◆ Task item
Present the data once more in exactly its original form.

-- Supplied data follows --

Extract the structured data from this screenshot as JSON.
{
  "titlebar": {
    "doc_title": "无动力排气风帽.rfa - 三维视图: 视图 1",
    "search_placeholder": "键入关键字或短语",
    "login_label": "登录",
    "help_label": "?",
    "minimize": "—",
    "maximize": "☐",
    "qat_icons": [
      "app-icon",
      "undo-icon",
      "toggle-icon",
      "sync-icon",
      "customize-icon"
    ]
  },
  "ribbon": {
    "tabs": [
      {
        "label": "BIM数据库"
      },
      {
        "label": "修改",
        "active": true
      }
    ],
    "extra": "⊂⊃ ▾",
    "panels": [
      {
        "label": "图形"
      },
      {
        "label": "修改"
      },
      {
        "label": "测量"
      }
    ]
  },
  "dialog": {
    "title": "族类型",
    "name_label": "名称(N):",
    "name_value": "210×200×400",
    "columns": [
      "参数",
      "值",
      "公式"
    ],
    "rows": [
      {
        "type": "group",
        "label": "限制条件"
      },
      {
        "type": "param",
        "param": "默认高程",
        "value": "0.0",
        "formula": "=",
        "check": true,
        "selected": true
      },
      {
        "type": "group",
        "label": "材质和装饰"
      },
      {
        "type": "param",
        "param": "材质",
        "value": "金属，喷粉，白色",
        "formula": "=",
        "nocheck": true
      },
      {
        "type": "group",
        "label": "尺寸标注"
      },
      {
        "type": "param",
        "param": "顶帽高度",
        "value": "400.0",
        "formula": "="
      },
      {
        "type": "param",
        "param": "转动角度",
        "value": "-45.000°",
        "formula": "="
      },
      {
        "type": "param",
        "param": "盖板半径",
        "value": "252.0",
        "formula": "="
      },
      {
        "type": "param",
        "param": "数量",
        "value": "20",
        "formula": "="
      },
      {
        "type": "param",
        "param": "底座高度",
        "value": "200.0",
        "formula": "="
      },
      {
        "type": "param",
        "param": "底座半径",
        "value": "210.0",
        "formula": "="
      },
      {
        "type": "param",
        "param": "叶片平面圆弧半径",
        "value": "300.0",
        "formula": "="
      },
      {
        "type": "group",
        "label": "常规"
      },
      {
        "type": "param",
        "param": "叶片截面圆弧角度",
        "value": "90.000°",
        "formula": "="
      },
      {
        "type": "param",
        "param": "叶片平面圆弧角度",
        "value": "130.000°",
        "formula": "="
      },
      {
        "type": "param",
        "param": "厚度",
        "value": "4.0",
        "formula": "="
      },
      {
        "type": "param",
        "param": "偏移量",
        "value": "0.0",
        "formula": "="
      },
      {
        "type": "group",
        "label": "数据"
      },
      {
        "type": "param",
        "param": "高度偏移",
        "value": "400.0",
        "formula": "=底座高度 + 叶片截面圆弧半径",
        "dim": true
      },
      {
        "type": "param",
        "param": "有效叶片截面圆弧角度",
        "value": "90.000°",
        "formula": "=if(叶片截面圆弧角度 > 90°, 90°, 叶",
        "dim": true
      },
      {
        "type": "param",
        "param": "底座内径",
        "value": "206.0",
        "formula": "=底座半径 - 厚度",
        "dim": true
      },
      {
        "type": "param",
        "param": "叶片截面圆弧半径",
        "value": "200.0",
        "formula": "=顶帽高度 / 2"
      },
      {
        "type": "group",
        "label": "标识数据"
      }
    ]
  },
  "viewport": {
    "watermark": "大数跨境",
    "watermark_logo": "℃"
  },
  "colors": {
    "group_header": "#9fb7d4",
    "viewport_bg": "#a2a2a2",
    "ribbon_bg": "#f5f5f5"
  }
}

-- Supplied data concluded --

◆ Response below
Extract the structured data from this screenshot as JSON.
{
  "titlebar": {
    "doc_title": "无动力排气风帽.rfa - 三维视图: 视图 1",
    "search_placeholder": "键入关键字或短语",
    "login_label": "登录",
    "help_label": "?",
    "minimize": "—",
    "maximize": "☐",
    "qat_icons": [
      "app-icon",
      "undo-icon",
      "toggle-icon",
      "sync-icon",
      "customize-icon"
    ]
  },
  "ribbon": {
    "tabs": [
      {
        "label": "BIM数据库"
      },
      {
        "label": "修改",
        "active": true
      }
    ],
    "extra": "⊂⊃ ▾",
    "panels": [
      {
        "label": "图形"
      },
      {
        "label": "修改"
      },
      {
        "label": "测量"
      }
    ]
  },
  "dialog": {
    "title": "族类型",
    "name_label": "名称(N):",
    "name_value": "210×200×400",
    "columns": [
      "参数",
      "值",
      "公式"
    ],
    "rows": [
      {
        "type": "group",
        "label": "限制条件"
      },
      {
        "type": "param",
        "param": "默认高程",
        "value": "0.0",
        "formula": "=",
        "check": true,
        "selected": true
      },
      {
        "type": "group",
        "label": "材质和装饰"
      },
      {
        "type": "param",
        "param": "材质",
        "value": "金属，喷粉，白色",
        "formula": "=",
        "nocheck": true
      },
      {
        "type": "group",
        "label": "尺寸标注"
      },
      {
        "type": "param",
        "param": "顶帽高度",
        "value": "400.0",
        "formula": "="
      },
      {
        "type": "param",
        "param": "转动角度",
        "value": "-45.000°",
        "formula": "="
      },
      {
        "type": "param",
        "param": "盖板半径",
        "value": "252.0",
        "formula": "="
      },
      {
        "type": "param",
        "param": "数量",
        "value": "20",
        "formula": "="
      },
      {
        "type": "param",
        "param": "底座高度",
        "value": "200.0",
        "formula": "="
      },
      {
        "type": "param",
        "param": "底座半径",
        "value": "210.0",
        "formula": "="
      },
      {
        "type": "param",
        "param": "叶片平面圆弧半径",
        "value": "300.0",
        "formula": "="
      },
      {
        "type": "group",
        "label": "常规"
      },
      {
        "type": "param",
        "param": "叶片截面圆弧角度",
        "value": "90.000°",
        "formula": "="
      },
      {
        "type": "param",
        "param": "叶片平面圆弧角度",
        "value": "130.000°",
        "formula": "="
      },
      {
        "type": "param",
        "param": "厚度",
        "value": "4.0",
        "formula": "="
      },
      {
        "type": "param",
        "param": "偏移量",
        "value": "0.0",
        "formula": "="
      },
      {
        "type": "group",
        "label": "数据"
      },
      {
        "type": "param",
        "param": "高度偏移",
        "value": "400.0",
        "formula": "=底座高度 + 叶片截面圆弧半径",
        "dim": true
      },
      {
        "type": "param",
        "param": "有效叶片截面圆弧角度",
        "value": "90.000°",
        "formula": "=if(叶片截面圆弧角度 > 90°, 90°, 叶",
        "dim": true
      },
      {
        "type": "param",
        "param": "底座内径",
        "value": "206.0",
        "formula": "=底座半径 - 厚度",
        "dim": true
      },
      {
        "type": "param",
        "param": "叶片截面圆弧半径",
        "value": "200.0",
        "formula": "=顶帽高度 / 2"
      },
      {
        "type": "group",
        "label": "标识数据"
      }
    ]
  },
  "viewport": {
    "watermark": "大数跨境",
    "watermark_logo": "℃"
  },
  "colors": {
    "group_header": "#9fb7d4",
    "viewport_bg": "#a2a2a2",
    "ribbon_bg": "#f5f5f5"
  }
}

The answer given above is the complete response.